BEGIN Task inputs

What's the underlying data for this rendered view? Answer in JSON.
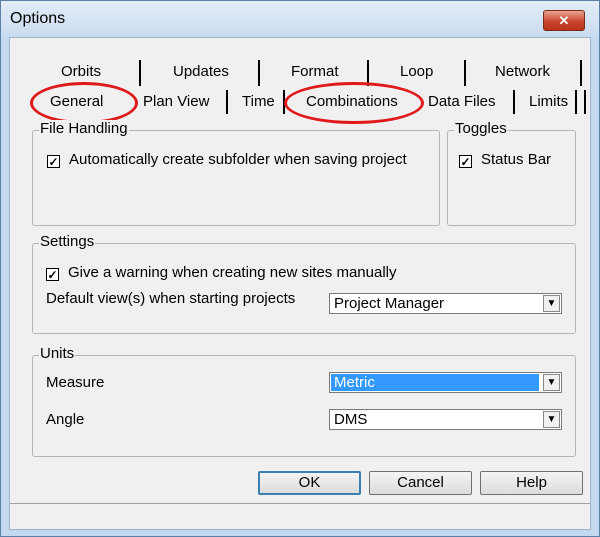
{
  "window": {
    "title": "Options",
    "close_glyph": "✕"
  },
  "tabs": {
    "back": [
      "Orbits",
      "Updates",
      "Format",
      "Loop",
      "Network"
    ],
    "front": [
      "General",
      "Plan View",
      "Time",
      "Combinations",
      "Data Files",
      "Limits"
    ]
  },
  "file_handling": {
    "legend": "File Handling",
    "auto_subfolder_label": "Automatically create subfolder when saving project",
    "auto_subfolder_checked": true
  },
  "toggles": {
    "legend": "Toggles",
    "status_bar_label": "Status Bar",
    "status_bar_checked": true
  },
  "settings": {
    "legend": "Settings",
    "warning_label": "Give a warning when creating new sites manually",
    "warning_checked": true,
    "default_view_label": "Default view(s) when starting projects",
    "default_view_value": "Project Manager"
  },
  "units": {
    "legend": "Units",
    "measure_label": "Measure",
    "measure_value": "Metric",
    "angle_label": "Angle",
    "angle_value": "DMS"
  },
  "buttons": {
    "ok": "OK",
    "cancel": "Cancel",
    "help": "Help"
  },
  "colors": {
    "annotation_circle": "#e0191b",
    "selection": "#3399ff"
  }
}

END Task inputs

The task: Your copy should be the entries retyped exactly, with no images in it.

Answer:
What's the underlying data for this rendered view? Answer in JSON.
{
  "window": {
    "title": "Options",
    "close_glyph": "✕"
  },
  "tabs": {
    "back": [
      "Orbits",
      "Updates",
      "Format",
      "Loop",
      "Network"
    ],
    "front": [
      "General",
      "Plan View",
      "Time",
      "Combinations",
      "Data Files",
      "Limits"
    ]
  },
  "file_handling": {
    "legend": "File Handling",
    "auto_subfolder_label": "Automatically create subfolder when saving project",
    "auto_subfolder_checked": true
  },
  "toggles": {
    "legend": "Toggles",
    "status_bar_label": "Status Bar",
    "status_bar_checked": true
  },
  "settings": {
    "legend": "Settings",
    "warning_label": "Give a warning when creating new sites manually",
    "warning_checked": true,
    "default_view_label": "Default view(s) when starting projects",
    "default_view_value": "Project Manager"
  },
  "units": {
    "legend": "Units",
    "measure_label": "Measure",
    "measure_value": "Metric",
    "angle_label": "Angle",
    "angle_value": "DMS"
  },
  "buttons": {
    "ok": "OK",
    "cancel": "Cancel",
    "help": "Help"
  },
  "colors": {
    "annotation_circle": "#e0191b",
    "selection": "#3399ff"
  }
}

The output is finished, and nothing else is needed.